Tabriz to Marand 90km
I was dropped by my wonderful, but scarey driver, in the centre of Tabriz, in the centre of a motorway like, cloverleaf. I propped Fiona against a wall, and sat to eat and drink. I was hungry. I also tried to ring Masoud, whom I'd met earlier in the week. I got through, but couldn't hear him because of the traffic noise, and then suddenly, I was scooped.....
Mohammid, a Irani cycle tourist, and his son, are keen for me to come to their home for lunch. Okay, the cake and water hadn't done much for my hunger, so I followed their car. Mohammid is a Petro - Chemical Engineer, and his very pretty wife, a Sports Teacher, starting her first job on Saturday, Irani Monday. We are joined by stunningly beautiful, future sister-in-law, who is studying English. I can tell they are beautiful, because they are not wearing head scarfs, nor "body shape hiding" clothing. It's a revelation. They tell me this is the real "them". When they leave the house they are "actors", they have to be or they will get themselves in big trouble. Mohammed even has to wear black shirts, rather than his preferred blue, orange or green as its a special time of the year, honouring a long dead prophet. Not following this edict, will have him labelled a trouble maker, and will seriously harm his promotion chances at work . He tells me that maybe 10% of his collegues follow the law implicitly, and will report any indiscretions. The other 90%, are also "acting". I'm offered beer, wine or hard stuff, but decline. Lunch is delicious. Talk is interesting. They want me to stay the night. They've got friends coming. There's going to be a party. I'm very tempted, but I've already accepted a bed elsewhere.

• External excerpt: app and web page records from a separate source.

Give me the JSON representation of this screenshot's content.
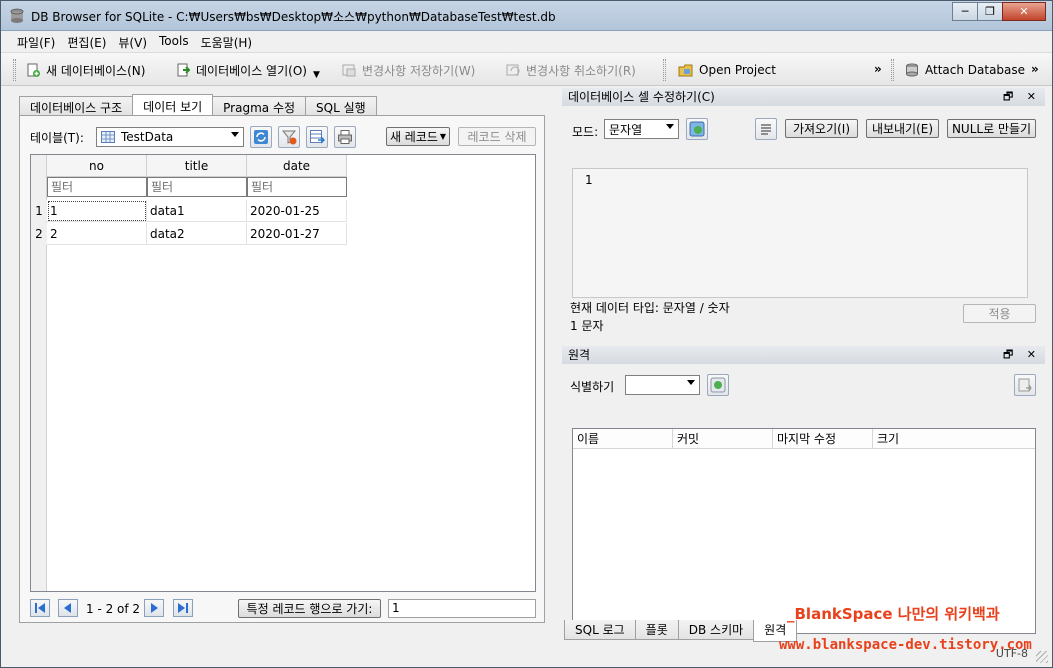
{
  "window": {
    "title": "DB Browser for SQLite - C:₩Users₩bs₩Desktop₩소스₩python₩DatabaseTest₩test.db"
  },
  "menu": [
    "파일(F)",
    "편집(E)",
    "뷰(V)",
    "Tools",
    "도움말(H)"
  ],
  "toolbar": {
    "new_db": "새 데이터베이스(N)",
    "open_db": "데이터베이스 열기(O)",
    "write_changes": "변경사항 저장하기(W)",
    "revert_changes": "변경사항 취소하기(R)",
    "open_project": "Open Project",
    "attach_db": "Attach Database",
    "more": "»"
  },
  "left_tabs": [
    "데이터베이스 구조",
    "데이터 보기",
    "Pragma 수정",
    "SQL 실행"
  ],
  "browse": {
    "table_label": "테이블(T):",
    "table_selected": "TestData",
    "new_record": "새 레코드",
    "delete_record": "레코드 삭제",
    "columns": [
      "no",
      "title",
      "date"
    ],
    "filter_placeholder": "필터",
    "rows": [
      {
        "num": "1",
        "cells": [
          "1",
          "data1",
          "2020-01-25"
        ]
      },
      {
        "num": "2",
        "cells": [
          "2",
          "data2",
          "2020-01-27"
        ]
      }
    ],
    "page_info": "1 - 2 of 2",
    "goto_label": "특정 레코드 행으로 가기:",
    "goto_value": "1"
  },
  "edit_cell": {
    "dock_title": "데이터베이스 셀 수정하기(C)",
    "mode_label": "모드:",
    "mode_value": "문자열",
    "import": "가져오기(I)",
    "export": "내보내기(E)",
    "set_null": "NULL로 만들기",
    "content": "1",
    "type_info": "현재 데이터 타입: 문자열 / 숫자",
    "size_info": "1 문자",
    "apply": "적용"
  },
  "remote": {
    "dock_title": "원격",
    "identity_label": "식별하기",
    "columns": [
      "이름",
      "커밋",
      "마지막 수정",
      "크기"
    ]
  },
  "bottom_tabs": [
    "SQL 로그",
    "플롯",
    "DB 스키마",
    "원격"
  ],
  "status": {
    "encoding": "UTF-8"
  },
  "watermark": {
    "line1": "_BlankSpace 나만의 위키백과",
    "line2": "www.blankspace-dev.tistory.com"
  },
  "dock_controls": "🗗 ✕"
}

Mohammed cycles with me to Masoud's house. I met Masoud earlier this week. His house is huge, and very central. Masoud and his wife normally live in London. They have a holiday villa half way up the big hill, property in Tehran, and their London home. A very good friend, and mountaineering buddy, house sits for them, with his son and his wife, when they're not in Tabriz. I meet them all. Lovely, lovely people. Only difference is, the ladies wear their headscarf at home. For three days these folk feed me, take me on excursions, entertain me, and treat me like a member of their family. I feel very honored to be made to feel so comfortable, to be welcomed into their "family". It's pretty damn wonderful.

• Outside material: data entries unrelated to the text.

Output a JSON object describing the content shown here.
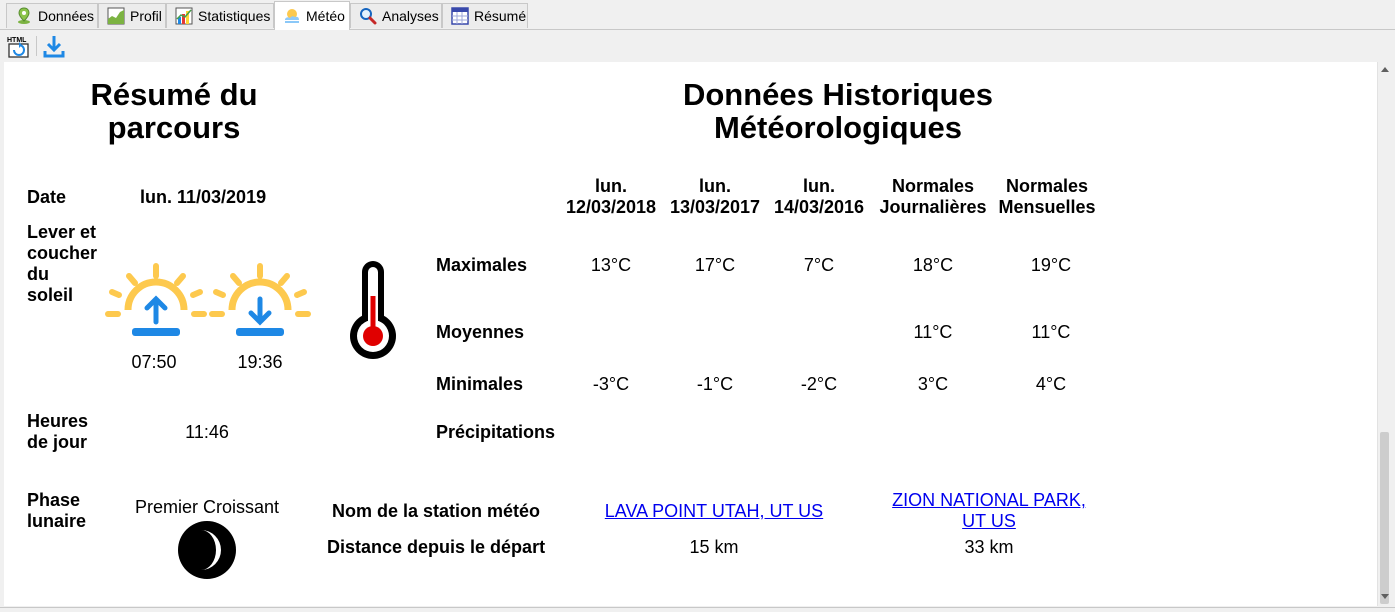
{
  "tabs": [
    {
      "label": "Données",
      "icon": "map-pin-icon"
    },
    {
      "label": "Profil",
      "icon": "profile-chart-icon"
    },
    {
      "label": "Statistiques",
      "icon": "statistics-chart-icon"
    },
    {
      "label": "Météo",
      "icon": "weather-icon",
      "active": true
    },
    {
      "label": "Analyses",
      "icon": "magnifier-icon"
    },
    {
      "label": "Résumé",
      "icon": "calendar-table-icon"
    }
  ],
  "toolbar": {
    "html_badge": "HTML",
    "export_icon": "html-export-icon",
    "download_icon": "download-icon"
  },
  "summary": {
    "title_line1": "Résumé du",
    "title_line2": "parcours",
    "date_label": "Date",
    "date_value": "lun. 11/03/2019",
    "sun_label": [
      "Lever et",
      "coucher",
      "du",
      "soleil"
    ],
    "sunrise_time": "07:50",
    "sunset_time": "19:36",
    "daylight_label": [
      "Heures",
      "de jour"
    ],
    "daylight_value": "11:46",
    "moon_label": [
      "Phase",
      "lunaire"
    ],
    "moon_value": "Premier Croissant"
  },
  "weather": {
    "title_line1": "Données Historiques",
    "title_line2": "Météorologiques",
    "columns": [
      [
        "lun.",
        "12/03/2018"
      ],
      [
        "lun.",
        "13/03/2017"
      ],
      [
        "lun.",
        "14/03/2016"
      ],
      [
        "Normales",
        "Journalières"
      ],
      [
        "Normales",
        "Mensuelles"
      ]
    ],
    "rows": [
      {
        "label": "Maximales",
        "values": [
          "13°C",
          "17°C",
          "7°C",
          "18°C",
          "19°C"
        ]
      },
      {
        "label": "Moyennes",
        "values": [
          "",
          "",
          "",
          "11°C",
          "11°C"
        ]
      },
      {
        "label": "Minimales",
        "values": [
          "-3°C",
          "-1°C",
          "-2°C",
          "3°C",
          "4°C"
        ]
      },
      {
        "label": "Précipitations",
        "values": [
          "",
          "",
          "",
          "",
          ""
        ]
      }
    ],
    "station_label": "Nom de la station météo",
    "distance_label": "Distance depuis le départ",
    "stations": [
      {
        "name_lines": [
          "LAVA POINT UTAH, UT US"
        ],
        "distance": "15 km"
      },
      {
        "name_lines": [
          "ZION NATIONAL PARK,",
          "UT US"
        ],
        "distance": "33 km"
      }
    ]
  },
  "colors": {
    "sun_yellow": "#fdc94e",
    "sun_blue": "#1e88e5",
    "thermo_red": "#e00000",
    "link": "#0000ee"
  }
}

Our first excursion, was a bike ride into a park. Persians use parks differently to us. 1000s of them wander the paths. Some have picnics. Some float on the artificial lake in paddle boat swans. It's all very "Victorian". But the young ones, teenagers and early twenties, use the crowds to hide their relationships with members of the opposite sex. That's why, policemen, armed with machine guns and heavy batons, patrol the parks on motor bikes. They're looking for liasons between obviously unmarried or unrelated males and females. I'm being serious here. And it's not like these young people are hiding behind bushes making passionate kissing and stuff, there are no bushes for them to hide behind. You are just not permitted, by the law of Islam, which is the law of the land, to associate with members of the opposite sex, that are not already closely related.

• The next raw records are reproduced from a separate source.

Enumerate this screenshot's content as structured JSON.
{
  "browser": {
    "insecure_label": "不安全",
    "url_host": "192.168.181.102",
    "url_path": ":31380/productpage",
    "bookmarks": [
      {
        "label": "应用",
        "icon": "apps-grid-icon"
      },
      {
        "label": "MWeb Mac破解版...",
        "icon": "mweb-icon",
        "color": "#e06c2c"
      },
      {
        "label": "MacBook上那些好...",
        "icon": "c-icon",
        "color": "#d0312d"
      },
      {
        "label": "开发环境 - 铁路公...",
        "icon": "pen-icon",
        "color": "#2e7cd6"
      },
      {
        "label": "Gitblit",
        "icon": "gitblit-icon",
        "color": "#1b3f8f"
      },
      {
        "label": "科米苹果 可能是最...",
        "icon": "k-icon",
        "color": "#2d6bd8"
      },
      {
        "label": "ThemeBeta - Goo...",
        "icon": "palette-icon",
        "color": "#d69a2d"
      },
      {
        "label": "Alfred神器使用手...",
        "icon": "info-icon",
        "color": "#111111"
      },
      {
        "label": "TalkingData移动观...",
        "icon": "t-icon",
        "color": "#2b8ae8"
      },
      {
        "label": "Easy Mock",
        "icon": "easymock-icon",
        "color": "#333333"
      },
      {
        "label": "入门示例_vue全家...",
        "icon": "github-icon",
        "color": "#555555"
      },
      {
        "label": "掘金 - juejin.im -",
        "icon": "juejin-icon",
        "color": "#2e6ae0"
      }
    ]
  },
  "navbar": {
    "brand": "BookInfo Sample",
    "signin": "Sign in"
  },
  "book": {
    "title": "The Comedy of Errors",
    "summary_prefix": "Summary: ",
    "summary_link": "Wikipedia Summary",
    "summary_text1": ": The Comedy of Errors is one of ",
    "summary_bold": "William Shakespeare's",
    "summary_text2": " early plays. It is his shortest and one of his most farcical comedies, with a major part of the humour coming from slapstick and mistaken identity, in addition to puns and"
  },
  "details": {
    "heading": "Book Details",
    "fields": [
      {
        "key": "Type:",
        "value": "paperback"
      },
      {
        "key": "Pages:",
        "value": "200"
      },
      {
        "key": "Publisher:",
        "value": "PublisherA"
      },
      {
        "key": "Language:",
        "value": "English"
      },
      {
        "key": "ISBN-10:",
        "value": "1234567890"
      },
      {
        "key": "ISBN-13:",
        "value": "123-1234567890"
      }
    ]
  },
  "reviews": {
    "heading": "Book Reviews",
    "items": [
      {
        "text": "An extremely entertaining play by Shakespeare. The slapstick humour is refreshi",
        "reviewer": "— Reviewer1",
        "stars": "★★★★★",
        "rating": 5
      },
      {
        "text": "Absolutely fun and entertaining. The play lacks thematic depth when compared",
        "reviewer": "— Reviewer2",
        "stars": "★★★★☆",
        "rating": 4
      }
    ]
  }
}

Another excursion, with these amazing ancient mountaineers, was up a local mountain, (hill). It was pouring with rain, and half an hour before twilight when we arrived at the car park. I was looking up at the summit following the very muddy steps up into the cloud. But no. I had the wrong idea. We jumped into a minibus, and drove to the summit, where there was a mosque, and some wind turbines.... oh oh. I remember them causing me problems in Australia. But it wasn't raining. So maybe a walk further up the road to the cable car.....? Now it started to rain. No it poured. And there was thunder and lightening, and I quickly remembered why I like to wear shorts in the rain. My longs were sodden. But us brave mountaineers strode on through the storm, hoping the cable car was still going. It was very dark by now, and our only light was a green laser beam, which looked pretty stunning reflecting on the raindrops. The cable car was still running. But the traffic jam when we were driving home, soaked to the skin, was intense.
Our third excursion was to the Tabriz Bazaar, the largest under a roof in the world. I've got to say, it was pretty amazing. Everything you can think of that might be sold had a section in the bazaar. You just had to know where to look. It was huge. Luckily, my guides, being mountaineers, had good navigation skills, and lots of mountaineering buddies who operated shops in the bazaar. Persian Carpets. Heard of them? Loads of them here, and amazing, amazing designs. Nope, I did not buy one. Hey guys, if you ever visit Tabriz, drop the ladies off at the bazaar for the day. You'll earn lots of brownie points.